*** MATERIAL TO PROCESS ***

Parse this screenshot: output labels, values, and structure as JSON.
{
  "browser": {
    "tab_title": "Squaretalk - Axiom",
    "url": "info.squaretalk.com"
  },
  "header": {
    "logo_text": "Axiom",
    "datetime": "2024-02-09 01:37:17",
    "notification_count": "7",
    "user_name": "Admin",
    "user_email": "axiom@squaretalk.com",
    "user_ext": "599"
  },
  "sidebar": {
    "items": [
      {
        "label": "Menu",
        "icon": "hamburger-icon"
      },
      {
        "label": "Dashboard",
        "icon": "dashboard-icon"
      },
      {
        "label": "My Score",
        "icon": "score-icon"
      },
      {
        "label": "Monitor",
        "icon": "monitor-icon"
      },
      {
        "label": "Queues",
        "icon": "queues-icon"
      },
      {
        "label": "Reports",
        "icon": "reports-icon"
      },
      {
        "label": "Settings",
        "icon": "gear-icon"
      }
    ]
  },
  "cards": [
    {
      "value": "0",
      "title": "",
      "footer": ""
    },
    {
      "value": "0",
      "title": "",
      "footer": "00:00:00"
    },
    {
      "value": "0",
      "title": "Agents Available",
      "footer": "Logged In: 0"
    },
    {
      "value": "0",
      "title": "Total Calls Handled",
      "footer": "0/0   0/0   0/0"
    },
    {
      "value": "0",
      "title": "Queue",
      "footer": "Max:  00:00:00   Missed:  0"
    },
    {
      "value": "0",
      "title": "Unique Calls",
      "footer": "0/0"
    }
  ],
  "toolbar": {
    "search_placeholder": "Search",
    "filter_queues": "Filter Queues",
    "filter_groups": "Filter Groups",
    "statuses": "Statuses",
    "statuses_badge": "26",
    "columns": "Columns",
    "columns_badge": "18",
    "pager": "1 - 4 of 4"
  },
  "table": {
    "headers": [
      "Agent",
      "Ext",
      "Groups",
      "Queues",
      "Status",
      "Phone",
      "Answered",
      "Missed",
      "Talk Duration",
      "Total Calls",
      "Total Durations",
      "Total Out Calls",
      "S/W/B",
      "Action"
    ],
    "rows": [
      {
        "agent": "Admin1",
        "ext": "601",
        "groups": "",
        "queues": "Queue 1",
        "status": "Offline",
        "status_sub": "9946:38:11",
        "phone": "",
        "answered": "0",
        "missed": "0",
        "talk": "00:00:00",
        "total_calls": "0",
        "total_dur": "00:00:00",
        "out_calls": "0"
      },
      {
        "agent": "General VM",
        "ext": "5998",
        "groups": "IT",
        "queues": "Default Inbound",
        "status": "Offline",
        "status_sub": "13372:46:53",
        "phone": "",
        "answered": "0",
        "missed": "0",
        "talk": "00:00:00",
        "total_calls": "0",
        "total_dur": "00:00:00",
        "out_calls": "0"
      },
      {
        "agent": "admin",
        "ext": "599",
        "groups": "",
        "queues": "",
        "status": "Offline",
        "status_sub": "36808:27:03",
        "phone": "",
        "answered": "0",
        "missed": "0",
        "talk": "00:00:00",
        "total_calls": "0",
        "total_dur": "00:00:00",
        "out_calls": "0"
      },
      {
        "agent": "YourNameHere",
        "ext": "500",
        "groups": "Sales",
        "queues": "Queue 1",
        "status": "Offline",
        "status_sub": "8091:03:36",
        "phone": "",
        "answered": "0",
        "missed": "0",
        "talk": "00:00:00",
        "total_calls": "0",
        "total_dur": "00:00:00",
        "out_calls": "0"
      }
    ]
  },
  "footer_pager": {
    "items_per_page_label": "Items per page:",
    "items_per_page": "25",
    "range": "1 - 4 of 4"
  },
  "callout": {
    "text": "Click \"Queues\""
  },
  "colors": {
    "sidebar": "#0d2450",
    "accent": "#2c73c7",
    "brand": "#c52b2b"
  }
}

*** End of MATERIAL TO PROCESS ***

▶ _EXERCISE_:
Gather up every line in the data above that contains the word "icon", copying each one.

▶ _WRITTEN RESPONSE_:
        "icon": "hamburger-icon"
        "icon": "dashboard-icon"
        "icon": "score-icon"
        "icon": "monitor-icon"
        "icon": "queues-icon"
        "icon": "reports-icon"
        "icon": "gear-icon"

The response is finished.